Next update: Monday, 22 April, 2019
composed by Paolo Treossi
(a correction of a previously published unsound problem)
South to make four spades. West leads the ♦J.
To send me your solution,
and please suggest a DR.
Competition Problem 169b
composed by Hugh Darwen
(based on a hand from play contribute by Nicolas Franηois)
South to make four spades. West leads the ♣A.
To send me your solution,
and please suggest a DR.
Selected section links:
I welcome links from other bridge related web sites. For example, here is this Dutch bridge portal. The double dummy page at Majala Bridge Indonesia includes several problems from this web site, with my permission. I am always pleased for my collection to reach a non-English-speaking audience.
Double Dummy Corner was started in January 2001 for the benefit of people interested in double dummy bridge problems, in which all players are assumed to play perfectly with all hands exposed. Its main purposes are
It is updated every Monday, in principle, subject to the vagaries of the webmasters personal life.
This web site will almost certainly expire when I do, if not earlier. I am therefore most grateful to Bridge Magazine (see here), for providing a more permanent repository. The Bridge Magazine copy does not provide for interacting with me by email, nor does it include solutions to the competition problems.
As a matter of policy I provide solutions only to Competition Problems (usually shortly after the closing date), but you can send me a solution to any problem and I will reply (not always immediately!) telling you if you are right or, if you are not, where your solution goes wrong. If you are right and it is your first attempt at the problem in question, then I add your name to the list of solvers for that problem.
Whenever you send me a solution, please be sure to include the problem number (and section name if it is from any section other than the first, my own collection) and your name, to appear in the list of solvers. The best way, if it works for you, is to use my click here buttons, as shown with the two current competition problems shown above.
Nowadays these problems can be solved by computer programs; indeed, I use such a program myself to check all the problems that appear here and to check submitted solutions. I assume, unless you tell me otherwise, that your solutions result from your own mental efforts, not assisted by any computer program.
My archive of previously published problems is divided into six sections:
The first section is my own collection. It has 496 problems and consists mainly of problems that appeared in solving competitions in my magazine column and that of my predecessor, Ernest Pawle, from 1949 to 2005. (The highest problem number is 517, but there are some gaps and there are some duplicates that came to light after their appearance here.)
The second section, consisting of problems composed and collected by Ernest Bergholt towards the end of the 19th century, has 51 problems. The book contains 56 problems but I found five of these to be unsound. There are gaps in the problems numbers because I used the books problem numbers throughout.

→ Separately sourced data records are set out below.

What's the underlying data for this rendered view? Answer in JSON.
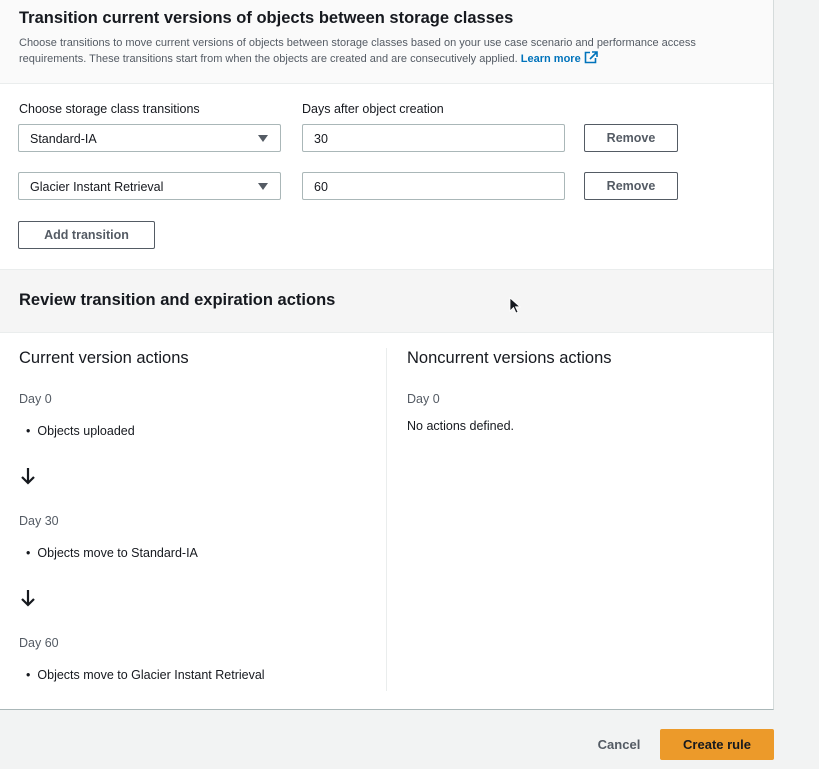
{
  "transitions_section": {
    "title": "Transition current versions of objects between storage classes",
    "description": "Choose transitions to move current versions of objects between storage classes based on your use case scenario and performance access requirements. These transitions start from when the objects are created and are consecutively applied.",
    "learn_more": "Learn more",
    "storage_class_label": "Choose storage class transitions",
    "days_label": "Days after object creation",
    "rows": [
      {
        "storage_class": "Standard-IA",
        "days": "30",
        "remove_label": "Remove"
      },
      {
        "storage_class": "Glacier Instant Retrieval",
        "days": "60",
        "remove_label": "Remove"
      }
    ],
    "add_transition_label": "Add transition"
  },
  "review": {
    "title": "Review transition and expiration actions",
    "current": {
      "title": "Current version actions",
      "steps": [
        {
          "day": "Day 0",
          "action": "Objects uploaded"
        },
        {
          "day": "Day 30",
          "action": "Objects move to Standard-IA"
        },
        {
          "day": "Day 60",
          "action": "Objects move to Glacier Instant Retrieval"
        }
      ]
    },
    "noncurrent": {
      "title": "Noncurrent versions actions",
      "day": "Day 0",
      "message": "No actions defined."
    }
  },
  "footer": {
    "cancel_label": "Cancel",
    "create_label": "Create rule"
  },
  "colors": {
    "primary_button": "#ec9a2a",
    "link": "#0073bb"
  }
}
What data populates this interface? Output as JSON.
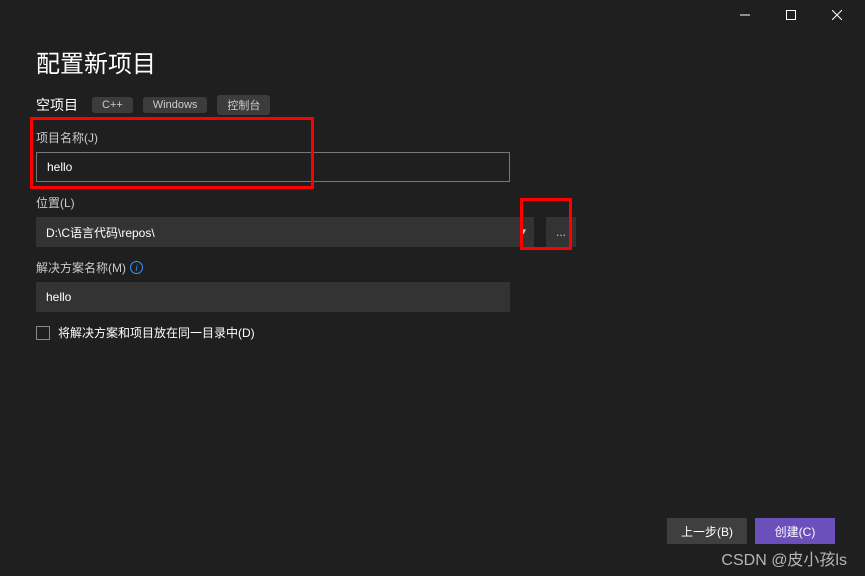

The third section has 32 miniature problems from another early book, Royal Auction Bridge: Problems of Analysis, by Yarborough, believed to be the pen name of Colonel G.G.J. Walshe. In addition to the problems appearing in this section the book includes six problems under the heading NULLO DECLARATIONS, referring to a variant of bridge in which a side could declare to lose a specified number of tricks, as in misθre at solo whist, rather than win them. Examples appeared as Competition Problem 125c in July, 2015, and Competition Problem 130c in January, 2016.
The fourth section, contains 32 problems from a bridge column appearing in an Australian newspaper in the 1940s under the by line Pachabo, a pen name used by Les Parker.
The fifth section, consists of 299 problems collected by George S. Coffin during the middle of the 20th century. There are some gaps in the problem numbering because over the years after I had placed them at my web site several turned out to have been duplicated.
The sixth section consists of previous competition problems that have appeared on my front page. Because these were all previously unpublished, they appear along with their solutions.
Every problem is checked by a computer, which has so far caused me to discard 212 as being cooked (though in many cases nobody seemed to notice when they were first published). I found 77 cooked problems in George Coffins two books, out of 413. Several of these cooked problems are given high accolades by Coffin. Of the 635 problems published in my magazine column and, before me, Ernest Pawles, 135 were cooked. It all goes to show just how tricky this business is!
In addition to the main repository, there is a section entitled Mistakes From The Media giving some interesting examples of incorrect double dummy analysis by prominent bridge writers. Yet another section, Exchange & Win Problems, is devoted to a comparatively new, intriguing kind of problem invented by Luigi Caroli. Finally, I offer a small collection of deals I call Curios, concocted deals showing some of the extremes that can arise in card play. The first five are taken from my book Bridge Magic (Faber, 1972).
Click on Competition Problem #1 if you want to have a go at one of the toughest problems ever composed. During the period at the beginning of 2001 when I had no magazine column, I started to place competition problems here. I only got as far as #2 (though much later added #3). In 2005 I lost my magazine column again and restarted competitions here with #4. Correct solutions to #1, #2, #3, archive problem 517, and the current one(s) on this page, sent by e-mail, earn D.D. Master Points.
© Hugh Darwen, 2019
Date last modified: 15 April, 2019